“Even in high summer, Tintagel was a haunted place; Igraine, Lady of Duke Gorlois, looked out over the sea from the headland.” The Mists of Avalon, Marion Bradley
“So now get up. Felled, dazed, silent, he has fallen; knocked full length on the cobbles of the yard. His head turns sideways; his eyes are turned towards the gate, as if someone might arrive to help him out. One blow, properly placed, could kill him now.” Wolf Hall, Hilary Mantel
“I used to love this season. The wood stacked by the door, the tang of its sap still speaking of the forest.
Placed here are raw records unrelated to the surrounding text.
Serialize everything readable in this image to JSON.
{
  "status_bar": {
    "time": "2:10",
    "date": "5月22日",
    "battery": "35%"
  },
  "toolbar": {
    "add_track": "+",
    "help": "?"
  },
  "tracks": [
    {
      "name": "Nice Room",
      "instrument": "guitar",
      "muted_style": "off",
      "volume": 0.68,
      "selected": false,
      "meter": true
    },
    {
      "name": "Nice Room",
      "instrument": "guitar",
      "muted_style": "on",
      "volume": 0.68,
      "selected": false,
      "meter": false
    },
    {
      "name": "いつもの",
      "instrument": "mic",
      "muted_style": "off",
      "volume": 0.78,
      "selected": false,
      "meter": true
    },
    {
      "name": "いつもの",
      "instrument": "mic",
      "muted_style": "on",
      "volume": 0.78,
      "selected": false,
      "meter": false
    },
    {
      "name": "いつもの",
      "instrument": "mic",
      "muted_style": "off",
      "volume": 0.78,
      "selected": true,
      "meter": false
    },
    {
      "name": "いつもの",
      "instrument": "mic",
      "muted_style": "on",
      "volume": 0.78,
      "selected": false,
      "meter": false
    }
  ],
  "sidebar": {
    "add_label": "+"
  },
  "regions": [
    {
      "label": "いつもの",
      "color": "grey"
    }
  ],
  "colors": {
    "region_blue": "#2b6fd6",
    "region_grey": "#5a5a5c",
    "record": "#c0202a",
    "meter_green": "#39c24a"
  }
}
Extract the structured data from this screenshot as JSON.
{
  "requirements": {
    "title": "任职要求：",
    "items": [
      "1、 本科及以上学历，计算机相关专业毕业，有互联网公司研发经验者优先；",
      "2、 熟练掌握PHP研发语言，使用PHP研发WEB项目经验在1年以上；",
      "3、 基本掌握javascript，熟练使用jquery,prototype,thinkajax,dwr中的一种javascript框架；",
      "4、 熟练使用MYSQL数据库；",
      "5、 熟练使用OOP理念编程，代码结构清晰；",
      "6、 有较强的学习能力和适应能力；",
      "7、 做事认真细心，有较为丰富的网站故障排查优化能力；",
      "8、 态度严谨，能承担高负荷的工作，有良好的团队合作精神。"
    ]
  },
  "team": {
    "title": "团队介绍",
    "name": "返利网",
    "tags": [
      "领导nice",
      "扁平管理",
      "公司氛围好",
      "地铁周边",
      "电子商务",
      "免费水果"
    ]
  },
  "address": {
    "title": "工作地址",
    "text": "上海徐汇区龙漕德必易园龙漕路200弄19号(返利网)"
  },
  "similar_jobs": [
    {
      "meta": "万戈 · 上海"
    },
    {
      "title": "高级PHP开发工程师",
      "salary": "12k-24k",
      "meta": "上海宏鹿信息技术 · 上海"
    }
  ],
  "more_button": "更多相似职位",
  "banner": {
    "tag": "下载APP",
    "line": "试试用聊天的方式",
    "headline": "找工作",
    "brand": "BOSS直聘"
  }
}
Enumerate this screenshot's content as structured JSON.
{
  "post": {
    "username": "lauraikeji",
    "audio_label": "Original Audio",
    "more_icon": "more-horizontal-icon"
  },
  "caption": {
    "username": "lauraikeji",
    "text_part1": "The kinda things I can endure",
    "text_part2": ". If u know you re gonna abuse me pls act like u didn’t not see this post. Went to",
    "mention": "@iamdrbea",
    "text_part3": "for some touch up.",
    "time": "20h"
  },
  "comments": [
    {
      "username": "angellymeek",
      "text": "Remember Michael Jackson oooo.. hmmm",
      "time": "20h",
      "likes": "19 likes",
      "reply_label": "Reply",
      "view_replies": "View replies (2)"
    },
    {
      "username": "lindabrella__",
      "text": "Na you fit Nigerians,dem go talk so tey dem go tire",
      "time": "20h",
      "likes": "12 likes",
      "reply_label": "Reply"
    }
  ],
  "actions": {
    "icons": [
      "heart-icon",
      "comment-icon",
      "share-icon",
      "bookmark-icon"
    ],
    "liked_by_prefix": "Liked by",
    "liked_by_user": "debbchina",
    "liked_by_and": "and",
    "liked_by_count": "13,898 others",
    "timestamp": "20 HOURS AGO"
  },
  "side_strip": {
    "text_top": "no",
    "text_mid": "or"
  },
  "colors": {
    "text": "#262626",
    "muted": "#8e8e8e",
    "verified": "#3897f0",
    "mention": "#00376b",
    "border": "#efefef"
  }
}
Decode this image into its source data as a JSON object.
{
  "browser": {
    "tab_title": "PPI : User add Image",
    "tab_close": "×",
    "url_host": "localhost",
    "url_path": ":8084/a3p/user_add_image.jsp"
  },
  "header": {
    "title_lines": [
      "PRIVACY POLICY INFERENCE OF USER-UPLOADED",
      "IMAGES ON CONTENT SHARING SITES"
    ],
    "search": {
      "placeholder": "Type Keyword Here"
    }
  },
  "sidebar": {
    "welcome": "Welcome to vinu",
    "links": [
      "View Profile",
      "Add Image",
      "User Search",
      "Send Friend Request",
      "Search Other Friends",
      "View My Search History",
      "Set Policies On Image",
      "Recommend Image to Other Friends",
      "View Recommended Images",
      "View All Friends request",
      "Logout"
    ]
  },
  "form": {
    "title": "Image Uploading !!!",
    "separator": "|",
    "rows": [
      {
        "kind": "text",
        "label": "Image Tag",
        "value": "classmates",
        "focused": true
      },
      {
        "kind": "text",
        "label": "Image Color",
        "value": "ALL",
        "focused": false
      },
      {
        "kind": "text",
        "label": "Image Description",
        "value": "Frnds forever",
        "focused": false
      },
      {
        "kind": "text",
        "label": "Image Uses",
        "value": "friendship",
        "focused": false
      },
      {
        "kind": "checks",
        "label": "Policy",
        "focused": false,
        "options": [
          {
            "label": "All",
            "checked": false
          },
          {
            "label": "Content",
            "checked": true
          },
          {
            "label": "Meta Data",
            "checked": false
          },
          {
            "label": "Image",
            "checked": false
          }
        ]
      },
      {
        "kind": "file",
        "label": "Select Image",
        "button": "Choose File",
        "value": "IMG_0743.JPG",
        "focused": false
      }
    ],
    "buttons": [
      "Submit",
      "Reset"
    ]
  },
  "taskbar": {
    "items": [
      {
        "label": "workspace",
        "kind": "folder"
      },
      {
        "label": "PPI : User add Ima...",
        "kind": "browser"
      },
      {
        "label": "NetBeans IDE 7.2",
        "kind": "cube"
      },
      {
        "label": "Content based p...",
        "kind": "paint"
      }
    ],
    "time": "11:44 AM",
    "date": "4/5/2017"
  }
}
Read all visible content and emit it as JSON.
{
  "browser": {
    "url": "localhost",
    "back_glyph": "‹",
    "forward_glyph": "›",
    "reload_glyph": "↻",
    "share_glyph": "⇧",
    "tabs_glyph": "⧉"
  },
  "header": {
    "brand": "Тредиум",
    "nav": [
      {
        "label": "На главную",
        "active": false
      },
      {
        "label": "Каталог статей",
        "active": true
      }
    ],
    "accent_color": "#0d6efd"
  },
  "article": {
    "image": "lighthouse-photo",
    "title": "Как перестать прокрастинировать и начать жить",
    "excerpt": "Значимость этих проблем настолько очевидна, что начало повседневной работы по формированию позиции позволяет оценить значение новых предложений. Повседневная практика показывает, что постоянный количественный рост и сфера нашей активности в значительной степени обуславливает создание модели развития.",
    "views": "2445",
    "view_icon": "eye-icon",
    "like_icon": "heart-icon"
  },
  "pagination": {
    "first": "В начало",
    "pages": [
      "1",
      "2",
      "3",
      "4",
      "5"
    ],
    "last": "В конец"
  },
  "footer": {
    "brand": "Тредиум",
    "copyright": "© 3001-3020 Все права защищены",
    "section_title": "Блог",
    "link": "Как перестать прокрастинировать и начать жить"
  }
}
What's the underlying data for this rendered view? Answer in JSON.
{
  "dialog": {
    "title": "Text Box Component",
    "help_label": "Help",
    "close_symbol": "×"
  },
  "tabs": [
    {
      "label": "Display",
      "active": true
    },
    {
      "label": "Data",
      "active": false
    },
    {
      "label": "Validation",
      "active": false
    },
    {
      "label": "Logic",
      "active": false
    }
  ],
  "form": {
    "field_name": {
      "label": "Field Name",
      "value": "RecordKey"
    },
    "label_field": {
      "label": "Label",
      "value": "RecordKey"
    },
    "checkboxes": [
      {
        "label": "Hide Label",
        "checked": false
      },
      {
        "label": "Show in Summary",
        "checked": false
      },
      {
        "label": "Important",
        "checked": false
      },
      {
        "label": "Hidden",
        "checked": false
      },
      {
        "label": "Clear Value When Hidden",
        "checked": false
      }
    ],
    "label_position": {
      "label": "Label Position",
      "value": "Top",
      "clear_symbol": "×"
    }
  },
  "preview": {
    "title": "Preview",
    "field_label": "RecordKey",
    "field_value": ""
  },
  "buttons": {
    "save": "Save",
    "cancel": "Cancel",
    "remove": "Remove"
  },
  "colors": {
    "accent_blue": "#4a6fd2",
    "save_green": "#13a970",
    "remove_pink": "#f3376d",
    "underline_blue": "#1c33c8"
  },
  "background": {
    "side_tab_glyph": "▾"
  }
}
The hay made, all golden in the low afternoon light.” Year of Wonders, Geraldine Brooks
“Assistant Reverend Thorvardur Jonsson was inside the small farmstead adjoined to the church of Breidabolstadur, repairing the hearth with new stones, when he heard his father clear his throat in the doorway.” Burial Rites, Hannah Kent.
And, then there is Shakespeare:
“Two households, both alike in dignity,
In fair Verona, where we lay our scene,
From ancient grudge break to new mutiny,
Where civil blood makes civil hands unclean.
From forth the fatal loins of these two foes
A pair of star-cross'd lovers take their life;
Whose misadventured piteous overthrows
Do with their death bury their parents' strife.
The fearful passage of their death-mark'd love,
And the continuance of their parents' rage,
Which, but their children's end, nought could remove,
Is now the two hours' traffic of our stage;
The which if you with patient ears attend,
What here shall miss, our toil shall strive to mend.” (Romeo and Juliet)
“In a place in La Mancha, the name of which I don't want to recall, there lived, not long ago, one of those gentlemen with a lance on the rack, an old shield, a worn-out horse, and a racing greyhound." (Don Quixote)
This World Book Day, remember the great authors and books that hold meaning for you.